With the pictures set aside, write out all of the data exactly as it stands.

(Interface dataset entries)
****************

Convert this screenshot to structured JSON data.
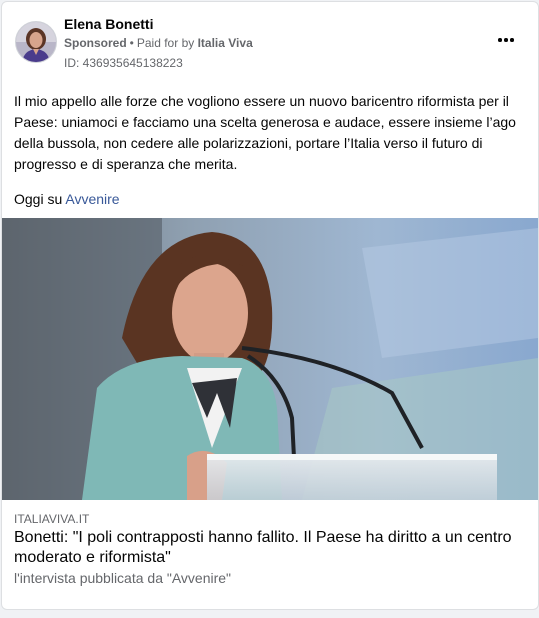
{
  "post": {
    "author": "Elena Bonetti",
    "sponsored_label": "Sponsored",
    "separator": "•",
    "paid_for_prefix": "Paid for by",
    "payer": "Italia Viva",
    "ad_id": "ID: 436935645138223",
    "more_icon": "more-options-icon",
    "body": "Il mio appello alle forze che vogliono essere un nuovo baricentro riformista per il Paese: uniamoci e facciamo una scelta generosa e audace, essere insieme l’ago della bussola, non cedere alle polarizzazioni, portare l’Italia verso il futuro di progresso e di speranza che merita.",
    "source_prefix": "Oggi su",
    "source_link": "Avvenire"
  },
  "link_preview": {
    "domain": "ITALIAVIVA.IT",
    "headline": "Bonetti: \"I poli contrapposti hanno fallito. Il Paese ha diritto a un centro moderato e riformista\"",
    "description": "l'intervista pubblicata da \"Avvenire\""
  },
  "colors": {
    "link": "#385898",
    "secondary_text": "#65676b",
    "primary_text": "#050505",
    "background": "#f0f2f5"
  }
}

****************

## Response box
Convert this screenshot to structured JSON data.
{
  "post": {
    "author": "Elena Bonetti",
    "sponsored_label": "Sponsored",
    "separator": "•",
    "paid_for_prefix": "Paid for by",
    "payer": "Italia Viva",
    "ad_id": "ID: 436935645138223",
    "more_icon": "more-options-icon",
    "body": "Il mio appello alle forze che vogliono essere un nuovo baricentro riformista per il Paese: uniamoci e facciamo una scelta generosa e audace, essere insieme l’ago della bussola, non cedere alle polarizzazioni, portare l’Italia verso il futuro di progresso e di speranza che merita.",
    "source_prefix": "Oggi su",
    "source_link": "Avvenire"
  },
  "link_preview": {
    "domain": "ITALIAVIVA.IT",
    "headline": "Bonetti: \"I poli contrapposti hanno fallito. Il Paese ha diritto a un centro moderato e riformista\"",
    "description": "l'intervista pubblicata da \"Avvenire\""
  },
  "colors": {
    "link": "#385898",
    "secondary_text": "#65676b",
    "primary_text": "#050505",
    "background": "#f0f2f5"
  }
}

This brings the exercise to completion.